§ ACTION ITEM
From the first line to the last, please print the entries exactly, omitting pictures.

BEGIN RECORDS PROVIDED

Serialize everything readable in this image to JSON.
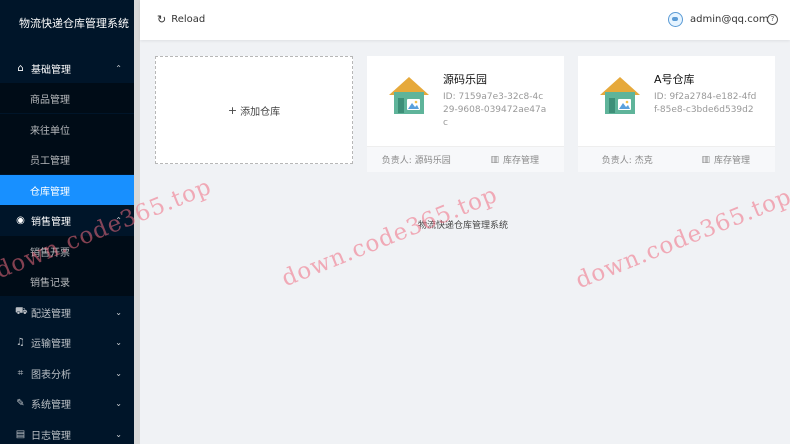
{
  "app": {
    "title": "物流快递仓库管理系统"
  },
  "sidebar": {
    "groups": [
      {
        "label": "基础管理",
        "icon": "home-icon",
        "expanded": true,
        "items": [
          "商品管理",
          "来往单位",
          "员工管理",
          "仓库管理"
        ],
        "active": "仓库管理"
      },
      {
        "label": "销售管理",
        "icon": "sales-icon",
        "expanded": true,
        "items": [
          "销售开票",
          "销售记录"
        ]
      },
      {
        "label": "配送管理",
        "icon": "truck-icon"
      },
      {
        "label": "运输管理",
        "icon": "bell-icon"
      },
      {
        "label": "图表分析",
        "icon": "line-chart-icon"
      },
      {
        "label": "系统管理",
        "icon": "tool-icon"
      },
      {
        "label": "日志管理",
        "icon": "file-icon"
      }
    ]
  },
  "header": {
    "reload_label": "Reload",
    "user_email": "admin@qq.com"
  },
  "add_card": {
    "label": "添加仓库"
  },
  "warehouses": [
    {
      "name": "源码乐园",
      "id_text": "ID: 7159a7e3-32c8-4c29-9608-039472ae47ac",
      "manager_text": "负责人: 源码乐园",
      "inventory_label": "库存管理"
    },
    {
      "name": "A号仓库",
      "id_text": "ID: 9f2a2784-e182-4fdf-85e8-c3bde6d539d2",
      "manager_text": "负责人: 杰克",
      "inventory_label": "库存管理"
    }
  ],
  "footer_text": "物流快递仓库管理系统",
  "watermark": "down.code365.top",
  "colors": {
    "sidebar_bg": "#001529",
    "submenu_bg": "#000c17",
    "active": "#1890ff"
  }
}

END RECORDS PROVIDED

§ ANSWER BOX
Serialize everything readable in this image to JSON.
{
  "app": {
    "title": "物流快递仓库管理系统"
  },
  "sidebar": {
    "groups": [
      {
        "label": "基础管理",
        "icon": "home-icon",
        "expanded": true,
        "items": [
          "商品管理",
          "来往单位",
          "员工管理",
          "仓库管理"
        ],
        "active": "仓库管理"
      },
      {
        "label": "销售管理",
        "icon": "sales-icon",
        "expanded": true,
        "items": [
          "销售开票",
          "销售记录"
        ]
      },
      {
        "label": "配送管理",
        "icon": "truck-icon"
      },
      {
        "label": "运输管理",
        "icon": "bell-icon"
      },
      {
        "label": "图表分析",
        "icon": "line-chart-icon"
      },
      {
        "label": "系统管理",
        "icon": "tool-icon"
      },
      {
        "label": "日志管理",
        "icon": "file-icon"
      }
    ]
  },
  "header": {
    "reload_label": "Reload",
    "user_email": "admin@qq.com"
  },
  "add_card": {
    "label": "添加仓库"
  },
  "warehouses": [
    {
      "name": "源码乐园",
      "id_text": "ID: 7159a7e3-32c8-4c29-9608-039472ae47ac",
      "manager_text": "负责人: 源码乐园",
      "inventory_label": "库存管理"
    },
    {
      "name": "A号仓库",
      "id_text": "ID: 9f2a2784-e182-4fdf-85e8-c3bde6d539d2",
      "manager_text": "负责人: 杰克",
      "inventory_label": "库存管理"
    }
  ],
  "footer_text": "物流快递仓库管理系统",
  "watermark": "down.code365.top",
  "colors": {
    "sidebar_bg": "#001529",
    "submenu_bg": "#000c17",
    "active": "#1890ff"
  }
}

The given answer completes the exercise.